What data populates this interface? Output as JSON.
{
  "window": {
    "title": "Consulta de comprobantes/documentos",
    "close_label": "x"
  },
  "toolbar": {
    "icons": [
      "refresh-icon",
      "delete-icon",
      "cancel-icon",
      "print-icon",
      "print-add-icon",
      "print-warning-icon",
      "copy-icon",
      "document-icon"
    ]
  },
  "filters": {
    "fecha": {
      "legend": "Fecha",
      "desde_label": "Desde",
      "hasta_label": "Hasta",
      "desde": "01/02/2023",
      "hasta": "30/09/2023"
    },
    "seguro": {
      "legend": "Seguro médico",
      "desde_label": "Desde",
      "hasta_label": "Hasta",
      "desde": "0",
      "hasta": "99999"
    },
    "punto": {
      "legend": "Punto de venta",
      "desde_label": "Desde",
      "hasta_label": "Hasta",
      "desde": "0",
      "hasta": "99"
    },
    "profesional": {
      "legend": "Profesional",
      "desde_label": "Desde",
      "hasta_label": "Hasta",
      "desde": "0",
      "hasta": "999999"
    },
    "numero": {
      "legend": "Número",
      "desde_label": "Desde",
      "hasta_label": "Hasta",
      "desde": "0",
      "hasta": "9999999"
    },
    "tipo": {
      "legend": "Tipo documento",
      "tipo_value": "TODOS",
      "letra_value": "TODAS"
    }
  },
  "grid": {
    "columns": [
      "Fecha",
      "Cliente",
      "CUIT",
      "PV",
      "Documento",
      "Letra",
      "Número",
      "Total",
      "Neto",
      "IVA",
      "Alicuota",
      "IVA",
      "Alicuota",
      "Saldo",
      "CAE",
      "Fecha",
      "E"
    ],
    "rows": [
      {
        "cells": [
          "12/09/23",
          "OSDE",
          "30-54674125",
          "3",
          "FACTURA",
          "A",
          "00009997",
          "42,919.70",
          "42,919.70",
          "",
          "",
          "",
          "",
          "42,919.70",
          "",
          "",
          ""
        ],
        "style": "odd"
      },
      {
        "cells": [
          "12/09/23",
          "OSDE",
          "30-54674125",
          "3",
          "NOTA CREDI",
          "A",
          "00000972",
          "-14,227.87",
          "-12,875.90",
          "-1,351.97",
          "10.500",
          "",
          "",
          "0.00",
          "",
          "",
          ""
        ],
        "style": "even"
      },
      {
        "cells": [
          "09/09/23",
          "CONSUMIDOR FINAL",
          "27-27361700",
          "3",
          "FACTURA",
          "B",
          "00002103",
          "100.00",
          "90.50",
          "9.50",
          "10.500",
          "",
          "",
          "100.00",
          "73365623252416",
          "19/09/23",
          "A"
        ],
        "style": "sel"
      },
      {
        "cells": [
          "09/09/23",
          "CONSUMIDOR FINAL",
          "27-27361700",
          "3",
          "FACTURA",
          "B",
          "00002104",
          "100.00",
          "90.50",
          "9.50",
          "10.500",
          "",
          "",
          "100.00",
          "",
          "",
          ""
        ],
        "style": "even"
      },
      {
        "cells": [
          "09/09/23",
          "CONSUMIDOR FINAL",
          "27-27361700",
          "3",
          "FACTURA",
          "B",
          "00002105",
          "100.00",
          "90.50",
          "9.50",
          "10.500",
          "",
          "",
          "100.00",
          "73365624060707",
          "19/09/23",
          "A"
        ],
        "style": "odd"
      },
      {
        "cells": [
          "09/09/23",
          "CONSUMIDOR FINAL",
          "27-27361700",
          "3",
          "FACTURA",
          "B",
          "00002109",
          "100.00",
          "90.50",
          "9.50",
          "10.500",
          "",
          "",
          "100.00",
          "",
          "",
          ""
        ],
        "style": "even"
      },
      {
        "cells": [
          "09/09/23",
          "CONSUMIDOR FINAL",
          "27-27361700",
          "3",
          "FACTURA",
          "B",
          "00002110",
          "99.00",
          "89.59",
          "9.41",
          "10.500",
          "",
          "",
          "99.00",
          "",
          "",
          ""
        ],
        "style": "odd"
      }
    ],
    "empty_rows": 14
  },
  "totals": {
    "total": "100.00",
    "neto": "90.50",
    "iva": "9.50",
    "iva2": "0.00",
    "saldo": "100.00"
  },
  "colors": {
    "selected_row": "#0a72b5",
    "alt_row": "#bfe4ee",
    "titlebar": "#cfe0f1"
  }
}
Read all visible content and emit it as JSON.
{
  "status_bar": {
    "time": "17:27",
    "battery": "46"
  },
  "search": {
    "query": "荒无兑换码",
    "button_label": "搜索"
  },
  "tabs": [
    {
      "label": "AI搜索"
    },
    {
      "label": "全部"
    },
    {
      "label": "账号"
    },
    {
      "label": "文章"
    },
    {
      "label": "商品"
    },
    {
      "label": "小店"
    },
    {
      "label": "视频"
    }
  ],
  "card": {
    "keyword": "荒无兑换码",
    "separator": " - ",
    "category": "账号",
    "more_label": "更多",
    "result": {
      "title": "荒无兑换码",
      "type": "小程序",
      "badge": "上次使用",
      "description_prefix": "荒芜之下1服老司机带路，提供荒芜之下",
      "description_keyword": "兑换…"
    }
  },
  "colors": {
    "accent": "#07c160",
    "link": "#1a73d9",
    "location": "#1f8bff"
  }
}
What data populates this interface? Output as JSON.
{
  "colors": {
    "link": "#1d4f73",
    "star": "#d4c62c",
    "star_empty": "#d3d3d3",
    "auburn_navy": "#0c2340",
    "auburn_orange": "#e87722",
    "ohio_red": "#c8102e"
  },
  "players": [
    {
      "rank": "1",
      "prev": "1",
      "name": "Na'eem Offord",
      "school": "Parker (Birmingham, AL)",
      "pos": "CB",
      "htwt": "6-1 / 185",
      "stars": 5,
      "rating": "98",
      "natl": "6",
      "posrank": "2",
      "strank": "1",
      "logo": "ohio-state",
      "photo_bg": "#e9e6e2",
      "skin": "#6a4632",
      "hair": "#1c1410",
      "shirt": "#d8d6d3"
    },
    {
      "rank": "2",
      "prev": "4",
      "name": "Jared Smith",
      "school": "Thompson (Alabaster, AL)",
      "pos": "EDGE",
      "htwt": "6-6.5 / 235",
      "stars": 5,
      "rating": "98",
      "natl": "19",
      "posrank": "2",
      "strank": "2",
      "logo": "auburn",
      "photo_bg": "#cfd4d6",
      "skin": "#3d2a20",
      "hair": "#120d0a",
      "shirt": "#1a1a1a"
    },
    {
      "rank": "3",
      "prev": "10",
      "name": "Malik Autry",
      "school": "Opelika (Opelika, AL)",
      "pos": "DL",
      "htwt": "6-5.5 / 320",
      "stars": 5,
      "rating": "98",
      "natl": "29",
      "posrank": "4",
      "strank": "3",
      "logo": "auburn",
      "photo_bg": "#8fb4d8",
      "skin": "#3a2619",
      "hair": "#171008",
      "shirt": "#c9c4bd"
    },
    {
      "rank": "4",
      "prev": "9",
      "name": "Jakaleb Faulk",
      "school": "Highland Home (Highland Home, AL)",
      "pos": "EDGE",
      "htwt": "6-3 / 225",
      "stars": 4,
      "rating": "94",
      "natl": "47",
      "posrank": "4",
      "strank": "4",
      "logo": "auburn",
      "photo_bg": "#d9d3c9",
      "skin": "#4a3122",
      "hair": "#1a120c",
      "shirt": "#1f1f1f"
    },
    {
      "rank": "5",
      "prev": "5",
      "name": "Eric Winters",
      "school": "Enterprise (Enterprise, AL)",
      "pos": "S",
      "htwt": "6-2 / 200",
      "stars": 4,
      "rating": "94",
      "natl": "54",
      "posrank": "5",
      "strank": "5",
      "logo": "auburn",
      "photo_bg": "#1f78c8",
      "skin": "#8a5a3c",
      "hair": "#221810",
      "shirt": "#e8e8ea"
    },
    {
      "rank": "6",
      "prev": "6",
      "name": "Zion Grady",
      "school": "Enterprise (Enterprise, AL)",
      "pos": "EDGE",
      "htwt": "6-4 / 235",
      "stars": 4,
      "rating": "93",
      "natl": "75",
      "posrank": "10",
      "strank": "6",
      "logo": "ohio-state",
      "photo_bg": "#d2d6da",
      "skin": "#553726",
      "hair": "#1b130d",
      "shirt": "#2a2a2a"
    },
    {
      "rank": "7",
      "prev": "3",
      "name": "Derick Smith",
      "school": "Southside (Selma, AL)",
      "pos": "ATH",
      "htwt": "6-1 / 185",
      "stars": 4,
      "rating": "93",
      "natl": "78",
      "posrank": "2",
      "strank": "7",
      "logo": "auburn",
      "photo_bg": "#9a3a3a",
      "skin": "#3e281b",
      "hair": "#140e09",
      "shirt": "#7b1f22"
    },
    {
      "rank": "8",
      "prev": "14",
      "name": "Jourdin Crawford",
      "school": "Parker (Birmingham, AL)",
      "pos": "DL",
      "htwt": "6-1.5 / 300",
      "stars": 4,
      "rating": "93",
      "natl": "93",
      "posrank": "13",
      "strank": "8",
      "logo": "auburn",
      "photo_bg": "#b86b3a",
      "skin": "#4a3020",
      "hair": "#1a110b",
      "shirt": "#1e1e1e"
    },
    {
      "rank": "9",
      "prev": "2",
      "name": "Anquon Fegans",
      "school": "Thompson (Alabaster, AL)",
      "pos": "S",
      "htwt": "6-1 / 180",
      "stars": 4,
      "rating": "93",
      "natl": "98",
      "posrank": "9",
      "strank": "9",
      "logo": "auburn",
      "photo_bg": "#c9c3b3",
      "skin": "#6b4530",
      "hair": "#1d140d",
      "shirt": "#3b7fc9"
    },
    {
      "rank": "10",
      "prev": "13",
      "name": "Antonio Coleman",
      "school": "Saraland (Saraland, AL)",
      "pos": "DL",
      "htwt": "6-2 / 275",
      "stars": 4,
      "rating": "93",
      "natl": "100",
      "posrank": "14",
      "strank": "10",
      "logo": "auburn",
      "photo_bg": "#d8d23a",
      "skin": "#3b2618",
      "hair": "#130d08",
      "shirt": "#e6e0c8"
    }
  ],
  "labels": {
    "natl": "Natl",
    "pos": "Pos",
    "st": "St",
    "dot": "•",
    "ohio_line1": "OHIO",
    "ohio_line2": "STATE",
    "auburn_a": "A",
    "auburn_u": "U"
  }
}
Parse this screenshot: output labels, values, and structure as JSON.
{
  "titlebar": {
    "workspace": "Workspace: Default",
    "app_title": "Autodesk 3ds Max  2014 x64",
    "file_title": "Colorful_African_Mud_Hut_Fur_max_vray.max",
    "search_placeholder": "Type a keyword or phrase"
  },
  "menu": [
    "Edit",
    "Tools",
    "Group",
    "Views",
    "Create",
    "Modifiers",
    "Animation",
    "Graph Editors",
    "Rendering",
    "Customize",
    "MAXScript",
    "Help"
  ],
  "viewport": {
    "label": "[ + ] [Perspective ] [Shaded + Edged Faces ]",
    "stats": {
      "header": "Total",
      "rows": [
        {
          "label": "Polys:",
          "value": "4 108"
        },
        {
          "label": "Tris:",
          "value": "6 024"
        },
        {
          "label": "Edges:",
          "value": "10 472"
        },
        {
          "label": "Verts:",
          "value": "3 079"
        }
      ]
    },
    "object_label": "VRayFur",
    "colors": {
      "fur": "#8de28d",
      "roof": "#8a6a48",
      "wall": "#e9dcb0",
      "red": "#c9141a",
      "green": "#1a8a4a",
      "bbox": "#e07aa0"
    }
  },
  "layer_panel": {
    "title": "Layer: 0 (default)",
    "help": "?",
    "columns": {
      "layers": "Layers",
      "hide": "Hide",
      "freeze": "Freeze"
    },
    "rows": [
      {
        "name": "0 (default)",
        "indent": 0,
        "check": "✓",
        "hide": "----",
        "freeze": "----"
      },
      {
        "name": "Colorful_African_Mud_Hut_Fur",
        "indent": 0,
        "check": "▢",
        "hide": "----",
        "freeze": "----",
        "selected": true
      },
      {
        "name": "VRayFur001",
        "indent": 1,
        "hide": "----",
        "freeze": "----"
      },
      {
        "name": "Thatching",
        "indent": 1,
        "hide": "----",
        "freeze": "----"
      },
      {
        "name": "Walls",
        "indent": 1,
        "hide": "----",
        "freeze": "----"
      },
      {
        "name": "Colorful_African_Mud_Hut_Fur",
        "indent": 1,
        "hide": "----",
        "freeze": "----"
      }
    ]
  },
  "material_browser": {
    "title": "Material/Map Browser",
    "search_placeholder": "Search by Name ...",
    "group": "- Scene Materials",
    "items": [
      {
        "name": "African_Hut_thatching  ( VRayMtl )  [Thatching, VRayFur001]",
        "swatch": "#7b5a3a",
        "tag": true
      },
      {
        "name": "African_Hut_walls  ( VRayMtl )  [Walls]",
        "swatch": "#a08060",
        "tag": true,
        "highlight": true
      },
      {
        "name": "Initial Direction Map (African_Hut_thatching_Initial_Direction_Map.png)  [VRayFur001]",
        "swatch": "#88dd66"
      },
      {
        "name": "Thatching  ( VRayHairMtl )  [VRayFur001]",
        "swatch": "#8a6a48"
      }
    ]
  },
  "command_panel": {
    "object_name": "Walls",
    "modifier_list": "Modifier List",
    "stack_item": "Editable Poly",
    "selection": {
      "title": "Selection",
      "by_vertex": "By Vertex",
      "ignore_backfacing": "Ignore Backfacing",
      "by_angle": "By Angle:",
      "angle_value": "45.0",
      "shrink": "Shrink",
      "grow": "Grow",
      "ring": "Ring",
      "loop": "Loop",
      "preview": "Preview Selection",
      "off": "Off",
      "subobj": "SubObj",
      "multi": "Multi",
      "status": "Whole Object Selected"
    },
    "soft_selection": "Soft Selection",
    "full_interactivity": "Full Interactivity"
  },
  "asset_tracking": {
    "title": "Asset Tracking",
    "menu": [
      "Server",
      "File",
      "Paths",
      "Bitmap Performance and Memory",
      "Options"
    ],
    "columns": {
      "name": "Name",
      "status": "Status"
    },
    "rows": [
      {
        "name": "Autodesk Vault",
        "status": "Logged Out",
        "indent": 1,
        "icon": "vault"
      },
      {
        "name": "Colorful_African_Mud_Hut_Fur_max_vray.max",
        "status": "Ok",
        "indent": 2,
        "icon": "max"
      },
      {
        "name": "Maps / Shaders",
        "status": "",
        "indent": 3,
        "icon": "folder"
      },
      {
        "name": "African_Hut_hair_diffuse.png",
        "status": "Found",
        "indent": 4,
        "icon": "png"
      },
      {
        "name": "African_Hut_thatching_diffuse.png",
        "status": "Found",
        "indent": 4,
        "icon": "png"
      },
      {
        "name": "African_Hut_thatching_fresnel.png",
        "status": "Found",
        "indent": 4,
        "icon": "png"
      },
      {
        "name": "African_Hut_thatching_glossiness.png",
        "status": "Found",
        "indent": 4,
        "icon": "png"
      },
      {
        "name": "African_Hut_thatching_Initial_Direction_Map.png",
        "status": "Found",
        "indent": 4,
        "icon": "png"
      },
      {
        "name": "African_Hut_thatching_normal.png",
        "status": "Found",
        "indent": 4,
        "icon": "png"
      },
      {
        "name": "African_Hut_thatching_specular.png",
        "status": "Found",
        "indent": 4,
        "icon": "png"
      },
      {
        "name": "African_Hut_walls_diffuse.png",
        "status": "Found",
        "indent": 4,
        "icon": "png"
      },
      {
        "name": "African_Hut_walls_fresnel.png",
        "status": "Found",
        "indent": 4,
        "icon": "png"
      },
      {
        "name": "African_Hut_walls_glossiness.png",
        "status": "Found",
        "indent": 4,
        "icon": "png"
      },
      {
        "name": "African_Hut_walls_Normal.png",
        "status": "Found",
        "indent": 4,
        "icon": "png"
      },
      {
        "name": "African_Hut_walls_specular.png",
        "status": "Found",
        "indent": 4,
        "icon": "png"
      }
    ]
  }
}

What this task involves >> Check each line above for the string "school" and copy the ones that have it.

Solution for this problem >>
      "school": "Parker (Birmingham, AL)",
      "school": "Thompson (Alabaster, AL)",
      "school": "Opelika (Opelika, AL)",
      "school": "Highland Home (Highland Home, AL)",
      "school": "Enterprise (Enterprise, AL)",
      "school": "Enterprise (Enterprise, AL)",
      "school": "Southside (Selma, AL)",
      "school": "Parker (Birmingham, AL)",
      "school": "Thompson (Alabaster, AL)",
      "school": "Saraland (Saraland, AL)",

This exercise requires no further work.